Concept maps, a specific kind of mental model, are one method of representing and measuring an individual's knowledge. They are an alternative tool for teaching through building relevant associations, and a method for measuring knowledge and recall over time. Concept maps provide a visual representation of conceptual and relationship knowledge within a particular domain. Concept maps look like a spider web, consisting of many nodes (i.e., key concepts) connected to one another by lines that indicate relationships. In the learning process, students can develop concept maps as an alternative to traditional note-taking by building associations of non-linear key concepts and organizing them to fit with their individual learning styles and frames of reference. The presence of concepts and relationships on a map can provide an instructor with a snapshot of student knowledge and understanding. The proximity and connection of key concepts provide insight for instructors attempting to evaluate how ideas from class were absorbed by students. Conversely, the absence of concepts or relationships, or inappropriate connections between unrelated concepts, provide clues about what information students failed to internalize or incorporate. Concept maps may aid the instructor in assessing what students understand and how they relate the material to the overall course goals. They are easily taught and can be incorporated in introductory units, mid-term reviews and assessments, or end-of-course reviews and assessments.

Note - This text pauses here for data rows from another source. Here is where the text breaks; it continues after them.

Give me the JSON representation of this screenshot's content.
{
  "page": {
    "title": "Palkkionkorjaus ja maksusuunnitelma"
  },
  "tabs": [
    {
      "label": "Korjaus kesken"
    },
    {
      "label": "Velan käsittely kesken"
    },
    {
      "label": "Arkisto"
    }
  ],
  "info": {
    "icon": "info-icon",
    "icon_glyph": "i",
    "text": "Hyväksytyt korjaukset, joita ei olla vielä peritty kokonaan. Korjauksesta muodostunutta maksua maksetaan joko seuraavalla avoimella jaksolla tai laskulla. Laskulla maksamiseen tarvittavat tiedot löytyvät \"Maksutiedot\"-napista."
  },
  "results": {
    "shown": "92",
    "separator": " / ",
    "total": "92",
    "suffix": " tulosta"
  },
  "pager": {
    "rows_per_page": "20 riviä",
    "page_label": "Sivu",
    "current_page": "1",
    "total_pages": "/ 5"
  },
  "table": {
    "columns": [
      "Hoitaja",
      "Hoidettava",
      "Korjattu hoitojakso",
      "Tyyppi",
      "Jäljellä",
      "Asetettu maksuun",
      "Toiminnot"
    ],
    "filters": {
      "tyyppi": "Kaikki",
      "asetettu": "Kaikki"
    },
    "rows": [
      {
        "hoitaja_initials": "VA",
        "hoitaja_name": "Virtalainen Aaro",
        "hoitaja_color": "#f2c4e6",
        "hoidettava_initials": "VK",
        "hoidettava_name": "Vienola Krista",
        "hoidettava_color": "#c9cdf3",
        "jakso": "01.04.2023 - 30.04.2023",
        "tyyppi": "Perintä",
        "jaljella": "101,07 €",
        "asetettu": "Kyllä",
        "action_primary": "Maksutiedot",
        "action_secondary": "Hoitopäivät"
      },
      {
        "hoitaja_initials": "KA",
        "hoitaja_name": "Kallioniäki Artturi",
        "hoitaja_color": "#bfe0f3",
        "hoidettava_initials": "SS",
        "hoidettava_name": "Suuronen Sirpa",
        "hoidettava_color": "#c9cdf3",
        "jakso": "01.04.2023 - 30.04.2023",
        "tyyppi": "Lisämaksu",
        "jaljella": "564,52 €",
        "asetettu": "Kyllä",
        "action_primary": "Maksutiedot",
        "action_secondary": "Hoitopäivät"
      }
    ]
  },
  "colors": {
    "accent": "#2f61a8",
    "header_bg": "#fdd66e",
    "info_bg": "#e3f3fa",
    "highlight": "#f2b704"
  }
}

Croasdell, David T.; Freeman, Lee A.; and Urbaczewski, Andrew
"Concept Maps for Teaching and Assessment,"
Communications of the Association for Information Systems:
Vol. 12, Article 24.
Available at: http://aisel.aisnet.org/cais/vol12/iss1/24